  6. A moderation back end. An admin interface, initially accessible without authentication, needs to let admins review posts held for moderation… and approve or deny them in real time. It also needs to let admins know if a particular page is missing meta tags. Again, websockets are necessary.
    Planned Components


I decided to go with RethinkDB as my datastore of choice. It’s very new and hence not production-ready, but its ease of use and blazing fast interaction suit this project well. The big problem to watch out for here is that Rethink loves eating up RAM with the current cache manager.

Frontend Framework

My focus lately has been on ReactJS by the Facebook team. It’s documented better than AngularJS, which was my go-to framework before this. It also has a more granular way of handling data binding that speeds up everything when dealing with a lot of elements on one page.


Definitely going to be using SockJS. Socket.io’s on its way out.

Web Framework

Express.js. I would love to use the newer, promise-driven Koa.js, but it relies on an unstable version of Node.

Task Running

Since the advent of Gulp, I have completely ceased to use Grunt. Gulp is just a better system, period. The only reason I’ve found to still use Grunt is if you need to use Yeoman to scaffold a project. So, with all that in mind, I’m using Gulp for this project.
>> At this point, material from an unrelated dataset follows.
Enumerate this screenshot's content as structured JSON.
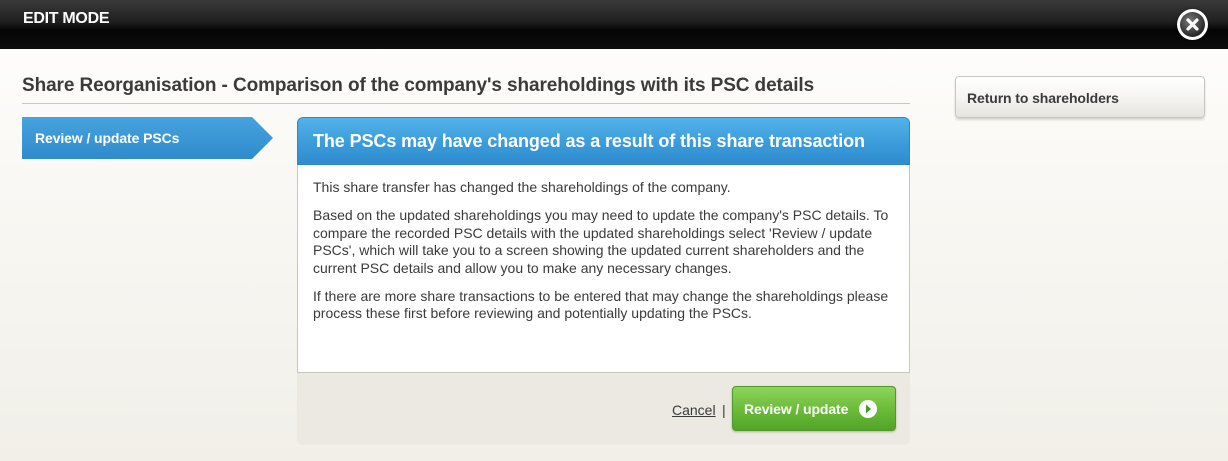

Package Management

I use Bower. It has its issues (security?), but I’ve never used anything else and have no real reason to find another option.

Stylesheet Preprocessor

Sass. I’ve used both LESS and Sass, and Sass seems more reliable and predictable to me.

Unit Testing

If I have time to do unit testing (yes, yes, I know), I’ll be using Mocha. For assertions, I’ll use Chai. To handle checking test coverage, I’ll use CoverJS.

Other Components

I’ll be using RequireJS for sane modularization, Uglify for minification, and Twitter Bootstrap to style the whole thing quickly.